Some 68% of Americans have smartphones, according to a new survey from the Pew Research Center. We use those devices for mobile banking, mobile shopping and countless other transactions that use personal and financial data.
The result: Open season for identity thieves.
In fact, one-third of smartphone users reported being a victim of some type of illegal activity in 2013, according to a report from security software company Norton.
To avoid becoming one of these statistics, you need to be every bit as diligent with your phone as you are with your computer and your wallet. Here’s what you can do to help fraud-proof your phone.
Protect against viruses. Your phone, just like your computer, can be infected with malware designed to steal personal information. To protect against viruses you need to remember the same rule as your computer — never open email attachments from senders you don’’at recognize.
In addition, many savvy phone users will remove hardware restrictions on their phones to allow unapproved apps. The process is known as “jailbreaking” for Apple devices and “rooting” for Android phones. While jailbreaking and rooting do let you use more apps, they can also open the door to viruses and malware, says Jason Porter, vice president of security solutions at AT&T.
Pay attention to software updates. Yes, those update messages are pesky. The flipside is that updates often include the latest (and most effective) anti-virus protections. What’s more, updates often fill in “security holes” found in previous versions of the software, says John Oldshue, founder of SaveOnPhone.com. It’s worth the time to install them.
Consider special protection software for mobile devices. Virus protection apps can often recognize viruses and malware should they creep into your phone. You can find these apps for free in the Google Play and Apple App stores. You also may want to consider software that helps you find your phone if it is lost or stolen and even wipes out your information remotely. These apps are also available through your app store.
Beware of public Wi-Fi. Identity thieves love to hang out on public Wi-Fi in places like cafes, libraries and airports. Fraudsters may successfully eavesdrop on your Wi-Fi transactions, stealing sensitive information. In other cases, thieves set up a Wi-Fi network with a similar name to the public network, then use that network to steal information from people who sign on to shop or bank — yet another reminder to always use a secure, trusted network to do transactions. And, always disable the option on your phone that automatically connects you with available Wi-Fi networks. That way you’ll avoid unwittingly transmitting sensitive data.
Watch out for Smishing. Phishing by text — or Smishing, as it’s called when it’s done via SMS — is becoming more common. Just like those bogus phishing emails, these texts look as if they come from your bank or a well-known company in an effort to fool you into disclosing personal information like your credit card number. Smishers also like to send texts with “special offers” and other enticements to get you to respond. Be wary of texts and emails sent to your phone from unfamiliar establishments.

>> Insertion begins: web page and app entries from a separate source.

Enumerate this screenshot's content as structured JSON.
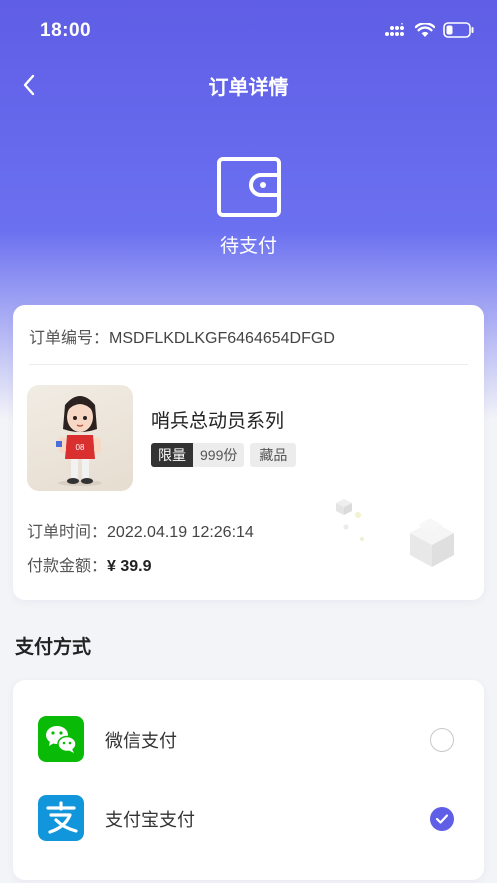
{
  "status_bar": {
    "time": "18:00"
  },
  "nav": {
    "title": "订单详情"
  },
  "order_status": {
    "text": "待支付"
  },
  "order": {
    "number_label": "订单编号：",
    "number": "MSDFLKDLKGF6464654DFGD",
    "product_name": "哨兵总动员系列",
    "tag_limit": "限量",
    "tag_count": "999份",
    "tag_type": "藏品",
    "time_label": "订单时间：",
    "time": "2022.04.19 12:26:14",
    "amount_label": "付款金额：",
    "amount": "¥ 39.9"
  },
  "payment": {
    "section_title": "支付方式",
    "methods": [
      {
        "label": "微信支付",
        "icon": "wechat-pay-icon",
        "selected": false
      },
      {
        "label": "支付宝支付",
        "icon": "alipay-icon",
        "selected": true
      }
    ]
  },
  "colors": {
    "accent": "#5f5ee6",
    "wechat": "#09bb07",
    "alipay": "#1296db"
  }
}
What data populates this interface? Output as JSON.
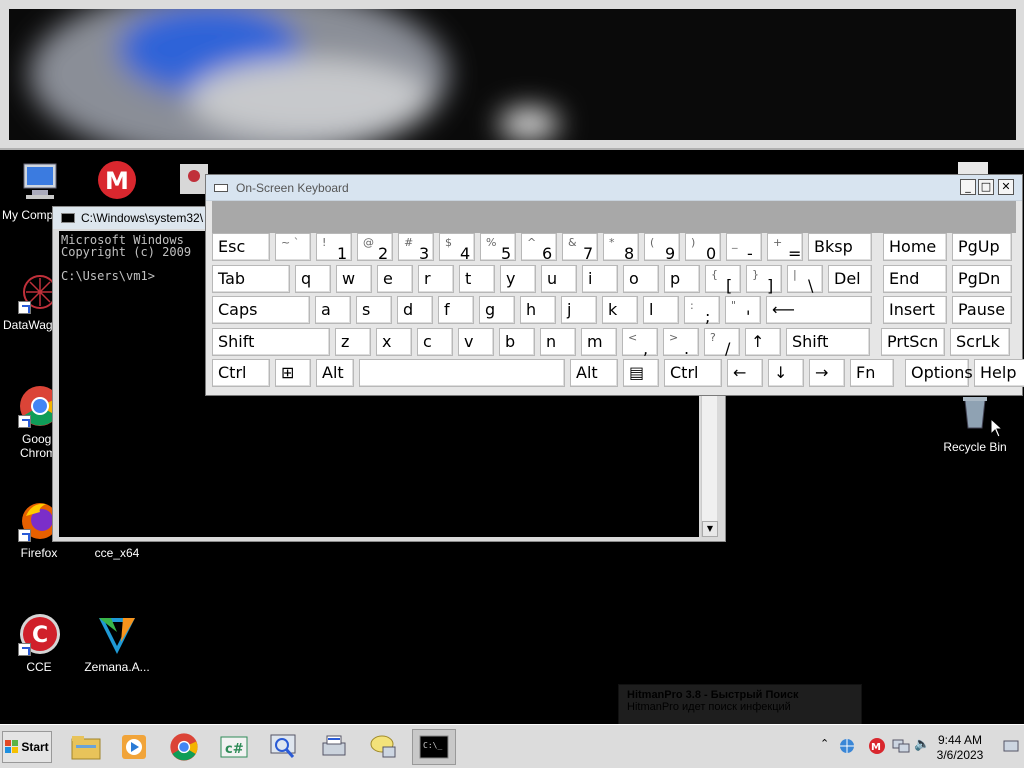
{
  "desktop": {
    "icons": [
      {
        "label": "My Comp",
        "icon": "computer-icon"
      },
      {
        "label": "DataWag",
        "icon": "datawag-icon"
      },
      {
        "label": "Googl",
        "label2": "Chrom",
        "icon": "chrome-icon"
      },
      {
        "label": "Firefox",
        "icon": "firefox-icon"
      },
      {
        "label": "CCE",
        "icon": "cce-icon"
      },
      {
        "label": "cce_x64",
        "icon": "cce-x64-icon"
      },
      {
        "label": "Zemana.A...",
        "icon": "zemana-icon"
      },
      {
        "label": "Recycle Bin",
        "icon": "recycle-bin-icon"
      }
    ]
  },
  "cmd": {
    "title": "C:\\Windows\\system32\\",
    "lines": [
      "Microsoft Windows",
      "Copyright (c) 2009",
      "",
      "C:\\Users\\vm1>"
    ]
  },
  "osk": {
    "title": "On-Screen Keyboard",
    "rows": [
      [
        {
          "main": "Esc",
          "w": 60,
          "gap": 0
        },
        {
          "sym": "~ `",
          "w": 38
        },
        {
          "sym": "!",
          "low": "1",
          "w": 38
        },
        {
          "sym": "@",
          "low": "2",
          "w": 38
        },
        {
          "sym": "#",
          "low": "3",
          "w": 38
        },
        {
          "sym": "$",
          "low": "4",
          "w": 38
        },
        {
          "sym": "%",
          "low": "5",
          "w": 38
        },
        {
          "sym": "^",
          "low": "6",
          "w": 38
        },
        {
          "sym": "&",
          "low": "7",
          "w": 38
        },
        {
          "sym": "*",
          "low": "8",
          "w": 38
        },
        {
          "sym": "(",
          "low": "9",
          "w": 38
        },
        {
          "sym": ")",
          "low": "0",
          "w": 38
        },
        {
          "sym": "_",
          "low": "-",
          "w": 38
        },
        {
          "sym": "+",
          "low": "=",
          "w": 38
        },
        {
          "main": "Bksp",
          "w": 66
        },
        {
          "main": "Home",
          "w": 66,
          "gap": 6
        },
        {
          "main": "PgUp",
          "w": 62
        }
      ],
      [
        {
          "main": "Tab",
          "w": 80
        },
        {
          "main": "q",
          "w": 38
        },
        {
          "main": "w",
          "w": 38
        },
        {
          "main": "e",
          "w": 38
        },
        {
          "main": "r",
          "w": 38
        },
        {
          "main": "t",
          "w": 38
        },
        {
          "main": "y",
          "w": 38
        },
        {
          "main": "u",
          "w": 38
        },
        {
          "main": "i",
          "w": 38
        },
        {
          "main": "o",
          "w": 38
        },
        {
          "main": "p",
          "w": 38
        },
        {
          "sym": "{",
          "low": "[",
          "w": 38
        },
        {
          "sym": "}",
          "low": "]",
          "w": 38
        },
        {
          "sym": "|",
          "low": "\\",
          "w": 38
        },
        {
          "main": "Del",
          "w": 46
        },
        {
          "main": "End",
          "w": 66,
          "gap": 6
        },
        {
          "main": "PgDn",
          "w": 62
        }
      ],
      [
        {
          "main": "Caps",
          "w": 100
        },
        {
          "main": "a",
          "w": 38
        },
        {
          "main": "s",
          "w": 38
        },
        {
          "main": "d",
          "w": 38
        },
        {
          "main": "f",
          "w": 38
        },
        {
          "main": "g",
          "w": 38
        },
        {
          "main": "h",
          "w": 38
        },
        {
          "main": "j",
          "w": 38
        },
        {
          "main": "k",
          "w": 38
        },
        {
          "main": "l",
          "w": 38
        },
        {
          "sym": ":",
          "low": ";",
          "w": 38
        },
        {
          "sym": "\"",
          "low": "'",
          "w": 38
        },
        {
          "main": "⟵",
          "w": 108
        },
        {
          "main": "Insert",
          "w": 66,
          "gap": 6
        },
        {
          "main": "Pause",
          "w": 62
        }
      ],
      [
        {
          "main": "Shift",
          "w": 120
        },
        {
          "main": "z",
          "w": 38
        },
        {
          "main": "x",
          "w": 38
        },
        {
          "main": "c",
          "w": 38
        },
        {
          "main": "v",
          "w": 38
        },
        {
          "main": "b",
          "w": 38
        },
        {
          "main": "n",
          "w": 38
        },
        {
          "main": "m",
          "w": 38
        },
        {
          "sym": "<",
          "low": ",",
          "w": 38
        },
        {
          "sym": ">",
          "low": ".",
          "w": 38
        },
        {
          "sym": "?",
          "low": "/",
          "w": 38
        },
        {
          "main": "↑",
          "w": 38
        },
        {
          "main": "Shift",
          "w": 86
        },
        {
          "main": "PrtScn",
          "w": 66,
          "gap": 6
        },
        {
          "main": "ScrLk",
          "w": 62
        }
      ],
      [
        {
          "main": "Ctrl",
          "w": 60
        },
        {
          "main": "⊞",
          "w": 38
        },
        {
          "main": "Alt",
          "w": 40
        },
        {
          "main": "",
          "w": 208
        },
        {
          "main": "Alt",
          "w": 50
        },
        {
          "main": "▤",
          "w": 38
        },
        {
          "main": "Ctrl",
          "w": 60
        },
        {
          "main": "←",
          "w": 38
        },
        {
          "main": "↓",
          "w": 38
        },
        {
          "main": "→",
          "w": 38
        },
        {
          "main": "Fn",
          "w": 46
        },
        {
          "main": "Options",
          "w": 66,
          "gap": 6
        },
        {
          "main": "Help",
          "w": 62
        }
      ]
    ]
  },
  "taskbar": {
    "start_label": "Start",
    "apps": [
      "explorer-icon",
      "media-player-icon",
      "chrome-icon",
      "csharp-icon",
      "search-icon",
      "printer-icon",
      "chat-icon",
      "cmd-icon"
    ],
    "tray": {
      "time": "9:44 AM",
      "date": "3/6/2023"
    }
  },
  "toast": {
    "title": "HitmanPro 3.8 - Быстрый Поиск",
    "body": "HitmanPro идет поиск инфекций"
  }
}
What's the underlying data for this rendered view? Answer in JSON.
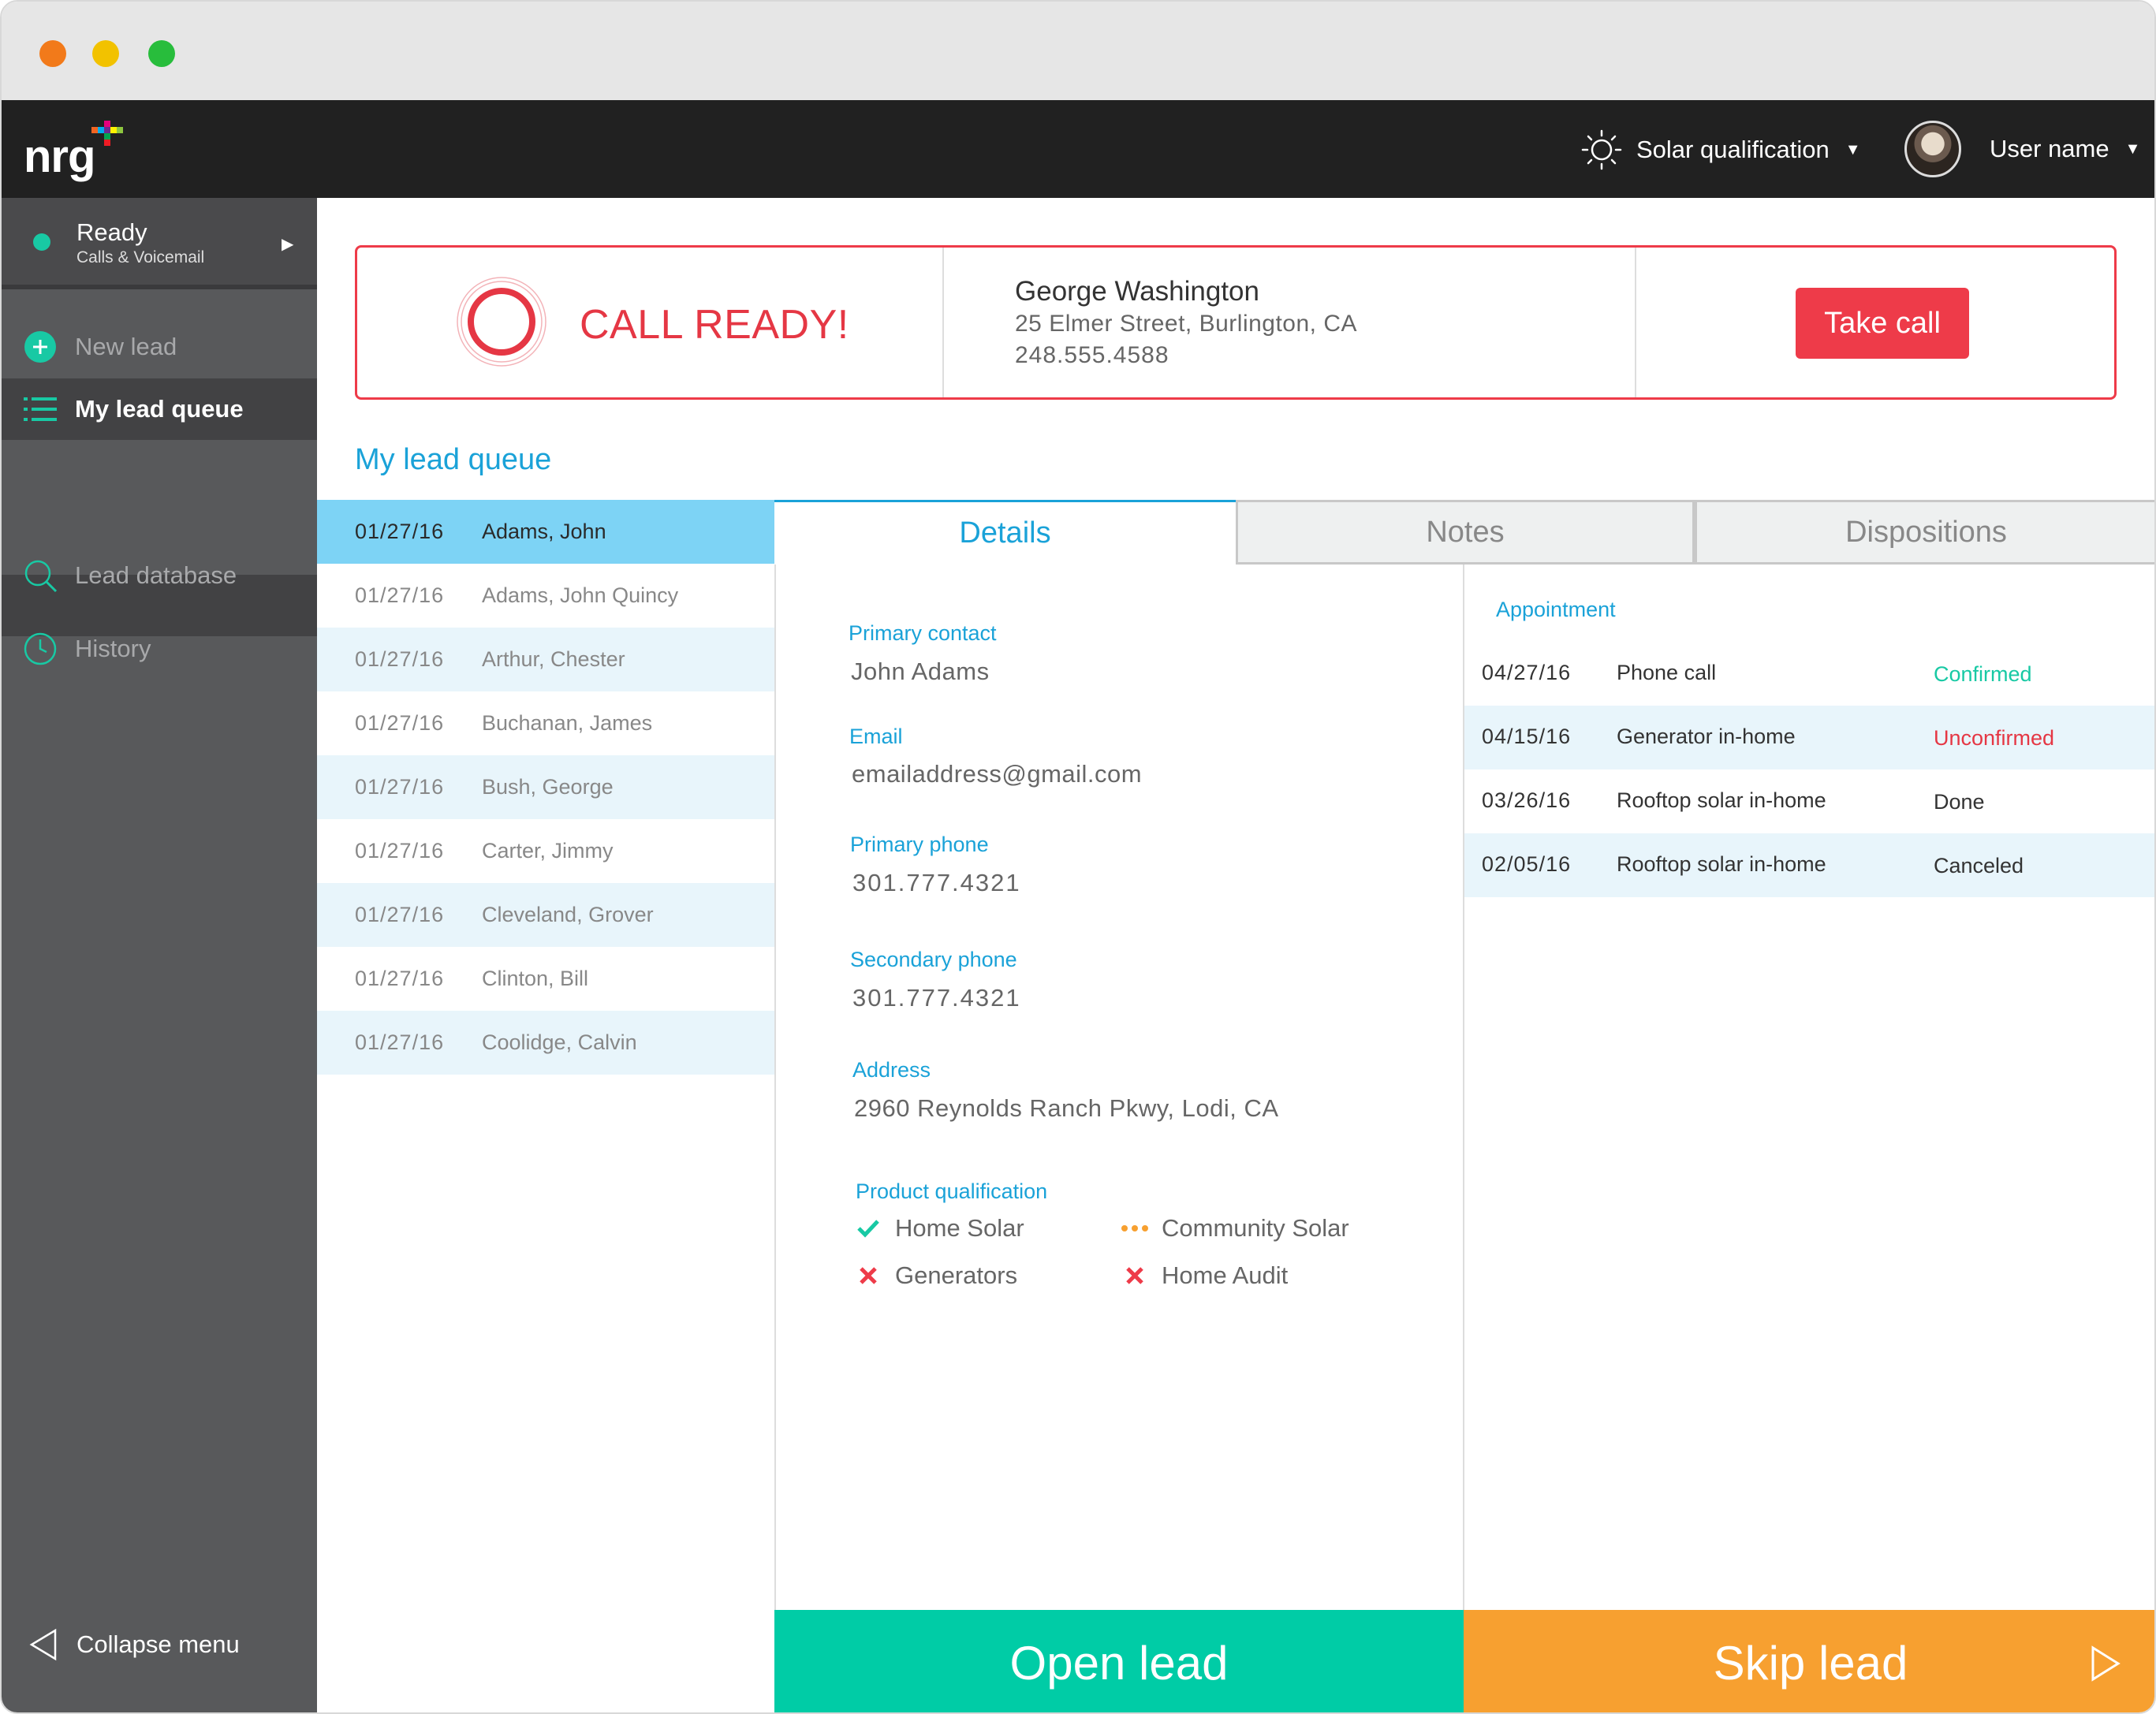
{
  "topbar": {
    "logo_text": "nrg",
    "solar_label": "Solar qualification",
    "user_label": "User name"
  },
  "sidebar": {
    "status_title": "Ready",
    "status_sub": "Calls & Voicemail",
    "items": [
      {
        "label": "New lead",
        "icon": "plus-circle-icon"
      },
      {
        "label": "My lead queue",
        "icon": "list-icon"
      },
      {
        "label": "Lead database",
        "icon": "search-icon"
      },
      {
        "label": "History",
        "icon": "clock-icon"
      }
    ],
    "collapse_label": "Collapse menu"
  },
  "call": {
    "status": "CALL READY!",
    "name": "George Washington",
    "address": "25 Elmer Street, Burlington, CA",
    "phone": "248.555.4588",
    "button": "Take call"
  },
  "queue": {
    "title": "My lead queue",
    "rows": [
      {
        "date": "01/27/16",
        "name": "Adams, John"
      },
      {
        "date": "01/27/16",
        "name": "Adams, John Quincy"
      },
      {
        "date": "01/27/16",
        "name": "Arthur, Chester"
      },
      {
        "date": "01/27/16",
        "name": "Buchanan, James"
      },
      {
        "date": "01/27/16",
        "name": "Bush, George"
      },
      {
        "date": "01/27/16",
        "name": "Carter, Jimmy"
      },
      {
        "date": "01/27/16",
        "name": "Cleveland, Grover"
      },
      {
        "date": "01/27/16",
        "name": "Clinton, Bill"
      },
      {
        "date": "01/27/16",
        "name": "Coolidge, Calvin"
      }
    ]
  },
  "tabs": {
    "details": "Details",
    "notes": "Notes",
    "dispositions": "Dispositions"
  },
  "details": {
    "primary_contact_label": "Primary contact",
    "primary_contact": "John Adams",
    "email_label": "Email",
    "email": "emailaddress@gmail.com",
    "primary_phone_label": "Primary phone",
    "primary_phone": "301.777.4321",
    "secondary_phone_label": "Secondary phone",
    "secondary_phone": "301.777.4321",
    "address_label": "Address",
    "address": "2960 Reynolds Ranch Pkwy, Lodi, CA",
    "product_label": "Product qualification",
    "products": [
      {
        "name": "Home Solar",
        "status": "check"
      },
      {
        "name": "Community Solar",
        "status": "pending"
      },
      {
        "name": "Generators",
        "status": "x"
      },
      {
        "name": "Home Audit",
        "status": "x"
      }
    ]
  },
  "appointments": {
    "label": "Appointment",
    "rows": [
      {
        "date": "04/27/16",
        "type": "Phone call",
        "status": "Confirmed",
        "color": "#18c9a4"
      },
      {
        "date": "04/15/16",
        "type": "Generator in-home",
        "status": "Unconfirmed",
        "color": "#e53744"
      },
      {
        "date": "03/26/16",
        "type": "Rooftop solar in-home",
        "status": "Done",
        "color": "#333333"
      },
      {
        "date": "02/05/16",
        "type": "Rooftop solar in-home",
        "status": "Canceled",
        "color": "#333333"
      }
    ]
  },
  "actions": {
    "open": "Open lead",
    "skip": "Skip lead"
  },
  "colors": {
    "accent": "#1aa2d8",
    "teal": "#00cca6",
    "orange": "#f7a030",
    "red": "#ee3b49"
  }
}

Use a password. It can be a pain to type in a password each time you access your phone, but the extra effort can be well worth it if your phone is lost or stolen and contains personal data. Even if your phone uses fingerprint recognition, adding a password is something to consider. Security experts agree that dual protection like this can be the most effective tool to thwart identity thieves.